As anyone who is familiar with our military knows, service takes tremendous sacrifices, not only for those who serve, but for their loved ones they leave behind.  Our family was always concerned for Darren’s safety, as all military families are for their sons and daughters in uniform.  We were also concerned for him because he was openly gay while he served his second tour.  We knew that anyone in a war zone was at risk of being harmed at any time, but we also understood that because of “Don’t Ask, Don’t Tell,” Darren was especially vulnerable.  He could be fired, forced out of the Army, and potentially face harassment and abuse.  The stress was incredible.

“Don’t Ask, Don’t Tell” not only affects the gay and lesbian service members’ lives, but also throws their loved ones, friends, and all family members’ lives into a stressful nightmare.  We cannot get to them if they need us for support, as they are thousands of miles away.  The ban impacts so many lives adversely.  It causes unbearable stress on everyone concerned, especially with the constant fear that we may slip up, we might inadvertently “out” them even in a simple letter from home.  The “All American Families” who have gay or lesbian service members serving are living with this stress every day.

As parents, this law offends us deeply.  It tells us that our gay and lesbian children who are in uniform and putting their lives on the line every day, saving lives, are not good enough to serve their country.  The law discriminates against family members, forcing fear and anguish into their lives.  Our sons and daughters should be judged on their performance, loyalty to country and bravery, not their sexual orientation.
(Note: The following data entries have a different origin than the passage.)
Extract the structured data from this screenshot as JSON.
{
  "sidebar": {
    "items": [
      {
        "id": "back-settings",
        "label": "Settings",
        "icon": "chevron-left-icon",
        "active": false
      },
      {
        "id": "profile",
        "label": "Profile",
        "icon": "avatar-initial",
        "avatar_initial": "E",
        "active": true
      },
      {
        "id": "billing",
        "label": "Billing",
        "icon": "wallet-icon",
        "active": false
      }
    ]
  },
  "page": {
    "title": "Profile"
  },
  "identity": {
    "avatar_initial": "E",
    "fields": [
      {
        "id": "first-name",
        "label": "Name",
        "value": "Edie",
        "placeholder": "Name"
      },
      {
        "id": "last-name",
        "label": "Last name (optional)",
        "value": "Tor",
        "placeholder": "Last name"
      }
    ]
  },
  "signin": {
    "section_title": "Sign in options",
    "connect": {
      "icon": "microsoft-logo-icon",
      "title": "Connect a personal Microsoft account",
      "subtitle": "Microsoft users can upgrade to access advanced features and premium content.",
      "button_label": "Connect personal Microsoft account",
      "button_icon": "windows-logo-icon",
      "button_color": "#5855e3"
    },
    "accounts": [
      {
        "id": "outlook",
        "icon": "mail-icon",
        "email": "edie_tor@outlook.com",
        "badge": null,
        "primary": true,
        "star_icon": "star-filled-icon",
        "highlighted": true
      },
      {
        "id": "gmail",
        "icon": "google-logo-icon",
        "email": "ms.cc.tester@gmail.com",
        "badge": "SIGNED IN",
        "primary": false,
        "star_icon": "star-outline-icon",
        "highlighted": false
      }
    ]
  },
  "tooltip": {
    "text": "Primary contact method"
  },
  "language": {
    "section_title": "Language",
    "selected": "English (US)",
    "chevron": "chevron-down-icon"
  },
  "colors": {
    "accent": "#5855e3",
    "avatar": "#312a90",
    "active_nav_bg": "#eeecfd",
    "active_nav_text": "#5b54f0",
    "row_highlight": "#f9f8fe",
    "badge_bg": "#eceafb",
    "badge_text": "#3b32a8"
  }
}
We need to support all American military families – straight or gay.

Our son was fired under “Don’t Ask, Don’t Tell” and I still believe to this day he would willingly serve his country again if this law ended.  I can tell this discharge not only affected his military career, but caused him to question his self-worth.   Under the law it doesn’t seem to matter how good you are at your job; how many lives you save or people you support; or how patriotic and dedicated you might be.  If you happen to be gay or lesbian, this law says you are somehow “less than.”

The Army teaches honor and integrity and holds those values dear.  Despite these values, the Army still isn’t allowed to let our gay and lesbian troops live up to that potential because of “Don’t Ask, Don’t Tell.”  Under this law, troops are forced to be dishonest, to put integrity to the side, and to live in the closet – with their families closeted beside them – denying who they are.

They need the opportunity to “Be All That They Can Be.”

I am urging you to support the repeal of this unjust law.  The values that we gave our kids, and the values the Army told Darren they believe, are really the values we should strive for.  But until this law is gone, those values are undermined by unfairness, discrimination and prejudice.  I realize that our country is in the midst of great change having to make many crucial decisions.  I also understand that the Administration has “a lot on their plate” right now.  I’m an American, too, and have many concerns about our country.  But, “Don’t Ask, Don’t Tell” repeal cannot and should not be pushed down the road.

Sincerely,

- Nancy S. Manzella

HRC joins with our allies in the efforts to ensure passage of repeal in the Senate, as we work to muster the critical votes needed to end this discriminatory law. We are proud to join SLDN in the call to acknowledge the sacrifice of those partners and families of service members serving in silence under this failed law.

To join in HRC and SLDN’s joint campaign to garner support for repeal, visit countdown2010.hrc.org.


Human Rights Campaign | HRC Back Story

—  John Wright

'Don't ask don't tell,' gays in the military and 'Blah, blah, blah'

OK, there’s a lot of discussion about this video clip, supposedly made by some U.S. soldiers stationed overseas, and which some folks are saying is intended to take a stand against the military’s anti-gay “don’t ask don’t tell” policy.

Some folks think it’s brilliant satire. Some folks think it’s downright homophobic. Watch it and tell us what you think:

—  admin